> [Work task]: Scanning the entries below, copy every line that contains the word "JSON".
======== Data supplied
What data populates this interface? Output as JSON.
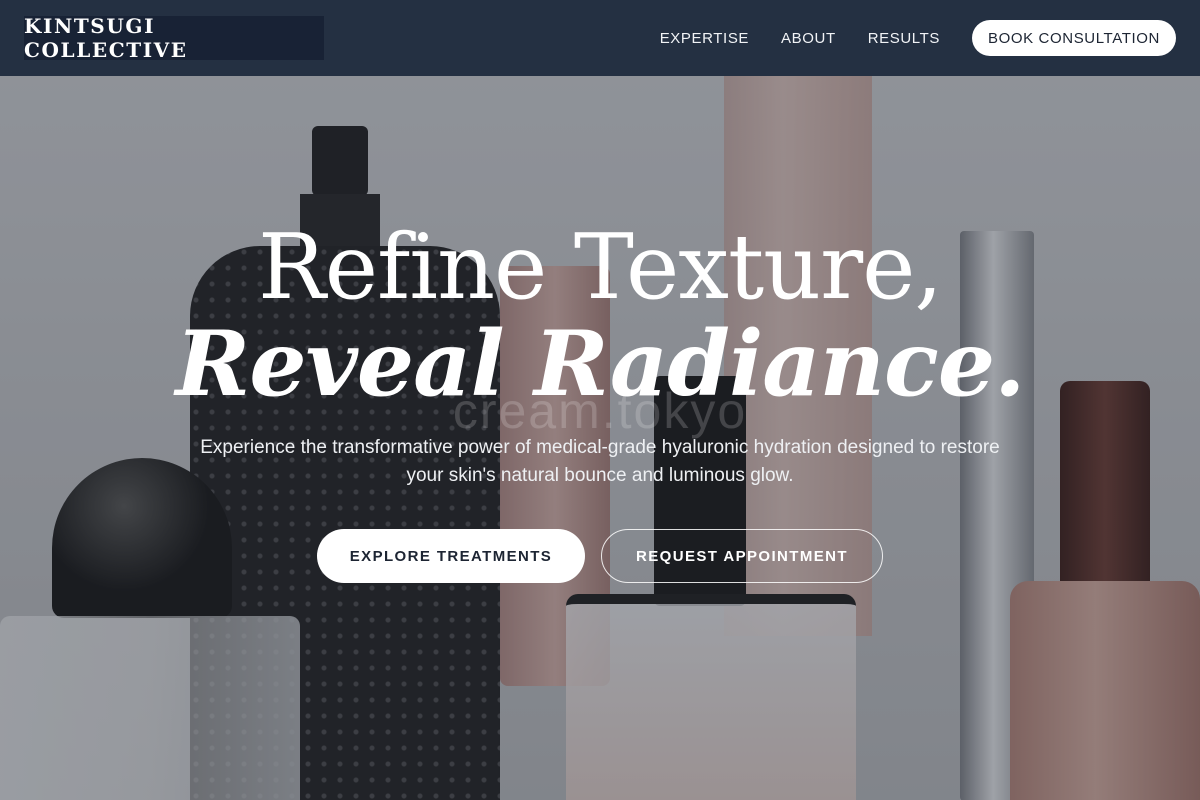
{
  "header": {
    "brand": "KINTSUGI COLLECTIVE",
    "nav": [
      {
        "label": "EXPERTISE"
      },
      {
        "label": "ABOUT"
      },
      {
        "label": "RESULTS"
      }
    ],
    "cta": "BOOK CONSULTATION"
  },
  "hero": {
    "headline_line1": "Refine Texture,",
    "headline_line2": "Reveal Radiance.",
    "watermark": "cream.tokyo",
    "subtext": "Experience the transformative power of medical-grade hyaluronic hydration designed to restore your skin's natural bounce and luminous glow.",
    "primary_button": "EXPLORE TREATMENTS",
    "secondary_button": "REQUEST APPOINTMENT"
  },
  "colors": {
    "header_bg": "#243042",
    "logo_bg": "#182235",
    "button_bg": "#ffffff",
    "button_text": "#1d2533"
  }
}
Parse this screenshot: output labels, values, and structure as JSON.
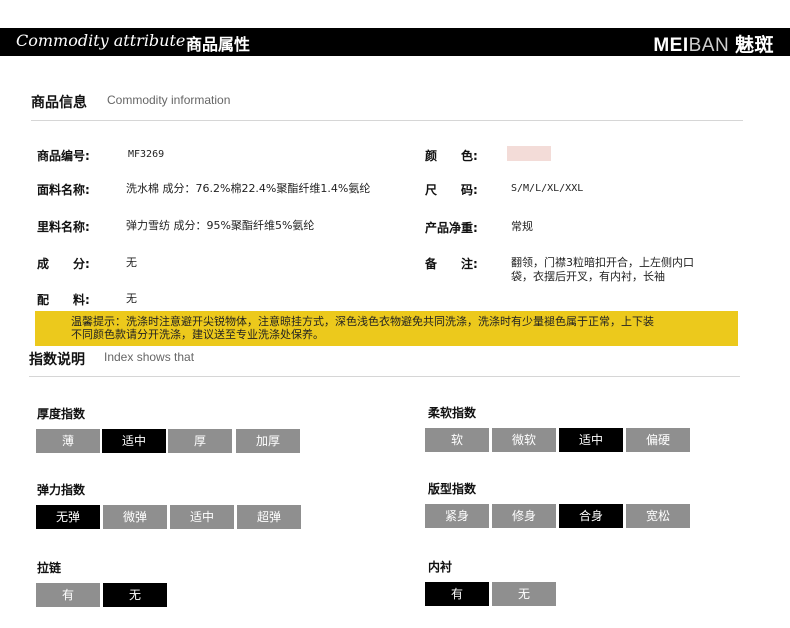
{
  "header": {
    "en_title": "Commodity attribute",
    "cn_title": "商品属性",
    "brand_a": "MEI",
    "brand_b": "BAN",
    "brand_c": "魅斑"
  },
  "info_section": {
    "title": "商品信息",
    "subtitle": "Commodity information"
  },
  "fields_left": [
    {
      "label": "商品编号:",
      "value": "MF3269"
    },
    {
      "label": "面料名称:",
      "value": "洗水棉 成分：76.2%棉22.4%聚酯纤维1.4%氨纶"
    },
    {
      "label": "里料名称:",
      "value": "弹力雪纺 成分：95%聚酯纤维5%氨纶"
    },
    {
      "label": "成　　分:",
      "value": "无"
    },
    {
      "label": "配　　料:",
      "value": "无"
    }
  ],
  "fields_right": [
    {
      "label": "颜　　色:",
      "value": ""
    },
    {
      "label": "尺　　码:",
      "value": "S/M/L/XL/XXL"
    },
    {
      "label": "产品净重:",
      "value": "常规"
    },
    {
      "label": "备　　注:",
      "value_line1": "翻领，门襟3粒暗扣开合，上左侧内口",
      "value_line2": "袋，衣摆后开叉，有内衬，长袖"
    }
  ],
  "color_swatch": "#f3dcd8",
  "notice": {
    "line1": "温馨提示：洗涤时注意避开尖锐物体，注意晾挂方式，深色浅色衣物避免共同洗涤，洗涤时有少量褪色属于正常，上下装",
    "line2": "不同颜色款请分开洗涤，建议送至专业洗涤处保养。"
  },
  "index_section": {
    "title": "指数说明",
    "subtitle": "Index shows that"
  },
  "indexes": [
    {
      "title": "厚度指数",
      "options": [
        "薄",
        "适中",
        "厚",
        "加厚"
      ],
      "selected": 1
    },
    {
      "title": "柔软指数",
      "options": [
        "软",
        "微软",
        "适中",
        "偏硬"
      ],
      "selected": 2
    },
    {
      "title": "弹力指数",
      "options": [
        "无弹",
        "微弹",
        "适中",
        "超弹"
      ],
      "selected": 0
    },
    {
      "title": "版型指数",
      "options": [
        "紧身",
        "修身",
        "合身",
        "宽松"
      ],
      "selected": 2
    },
    {
      "title": "拉链",
      "options": [
        "有",
        "无"
      ],
      "selected": 1
    },
    {
      "title": "内衬",
      "options": [
        "有",
        "无"
      ],
      "selected": 0
    }
  ]
}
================
> [Task output]:
What data populates this interface? Output as JSON.
Parse this screenshot: output labels, values, and structure as JSON.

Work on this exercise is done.